[ACTIVITY]:
Below are the records; tally the lines that include "this" and report only the total.

(Collected data)
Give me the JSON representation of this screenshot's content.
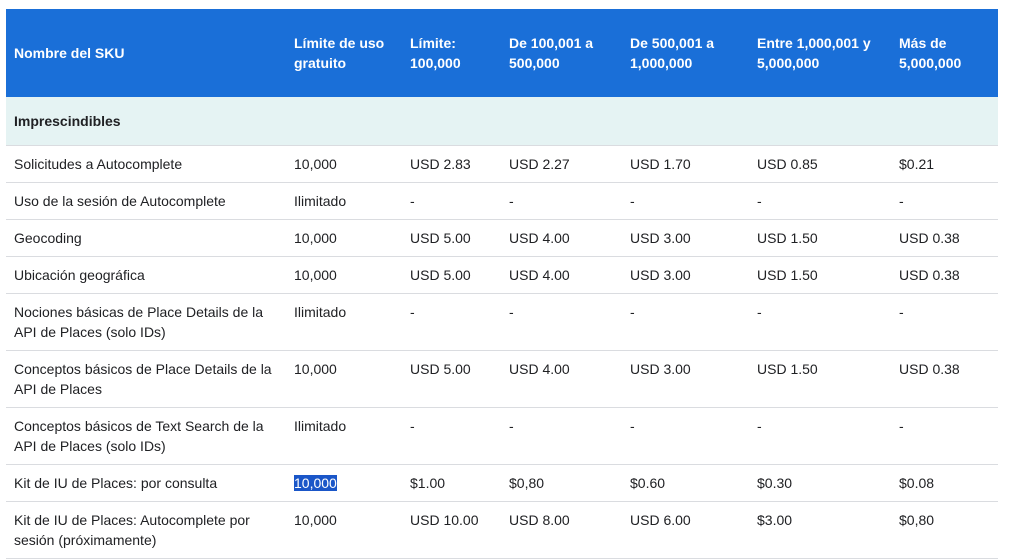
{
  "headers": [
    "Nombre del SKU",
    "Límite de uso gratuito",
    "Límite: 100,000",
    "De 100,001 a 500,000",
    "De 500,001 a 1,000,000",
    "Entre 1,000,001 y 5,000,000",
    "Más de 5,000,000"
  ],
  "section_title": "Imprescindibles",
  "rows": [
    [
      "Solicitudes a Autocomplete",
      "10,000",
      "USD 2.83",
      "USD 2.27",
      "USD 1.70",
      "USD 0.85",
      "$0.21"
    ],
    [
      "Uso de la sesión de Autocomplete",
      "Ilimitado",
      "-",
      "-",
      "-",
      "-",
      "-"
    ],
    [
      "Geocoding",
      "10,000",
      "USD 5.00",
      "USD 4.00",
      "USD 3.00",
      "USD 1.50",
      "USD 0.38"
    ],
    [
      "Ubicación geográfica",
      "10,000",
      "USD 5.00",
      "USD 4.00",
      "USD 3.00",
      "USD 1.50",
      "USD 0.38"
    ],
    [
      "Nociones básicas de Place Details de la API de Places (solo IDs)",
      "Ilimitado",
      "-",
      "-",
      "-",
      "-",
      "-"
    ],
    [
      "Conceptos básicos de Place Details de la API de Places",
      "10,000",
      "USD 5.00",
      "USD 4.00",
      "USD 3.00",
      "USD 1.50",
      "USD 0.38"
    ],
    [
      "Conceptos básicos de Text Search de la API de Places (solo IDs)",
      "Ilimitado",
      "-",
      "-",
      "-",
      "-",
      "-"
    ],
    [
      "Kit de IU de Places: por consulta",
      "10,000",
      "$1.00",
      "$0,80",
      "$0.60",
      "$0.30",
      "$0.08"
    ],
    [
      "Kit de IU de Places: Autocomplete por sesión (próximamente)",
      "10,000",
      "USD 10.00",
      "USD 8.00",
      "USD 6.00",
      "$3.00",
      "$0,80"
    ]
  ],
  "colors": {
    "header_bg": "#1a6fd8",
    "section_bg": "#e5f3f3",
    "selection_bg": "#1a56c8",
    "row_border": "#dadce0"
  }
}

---

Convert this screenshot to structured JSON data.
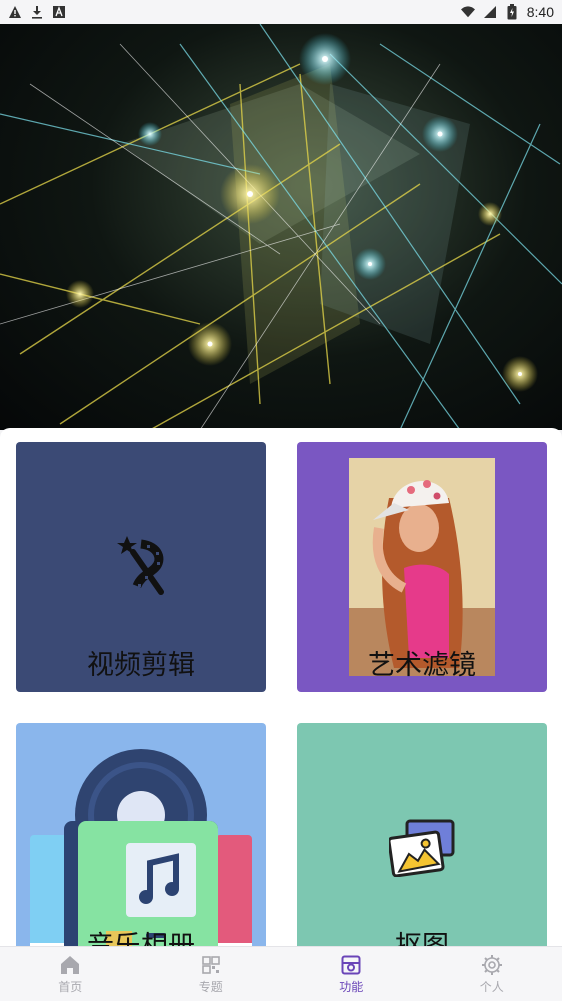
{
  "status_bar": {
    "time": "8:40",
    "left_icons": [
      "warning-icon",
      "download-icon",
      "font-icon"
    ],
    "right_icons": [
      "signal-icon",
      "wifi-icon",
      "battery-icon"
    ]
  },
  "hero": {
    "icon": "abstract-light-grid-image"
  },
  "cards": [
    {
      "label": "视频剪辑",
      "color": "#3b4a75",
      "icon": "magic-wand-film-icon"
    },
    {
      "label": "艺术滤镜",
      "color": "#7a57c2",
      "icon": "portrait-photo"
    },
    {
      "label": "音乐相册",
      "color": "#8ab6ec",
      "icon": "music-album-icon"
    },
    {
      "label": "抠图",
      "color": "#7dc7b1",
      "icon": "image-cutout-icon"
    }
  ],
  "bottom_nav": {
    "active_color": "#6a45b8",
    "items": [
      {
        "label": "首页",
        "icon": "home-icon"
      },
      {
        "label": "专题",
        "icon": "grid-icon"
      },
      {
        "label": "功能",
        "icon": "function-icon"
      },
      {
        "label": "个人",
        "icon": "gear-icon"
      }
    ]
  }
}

[OUTPUT BELOW]:
2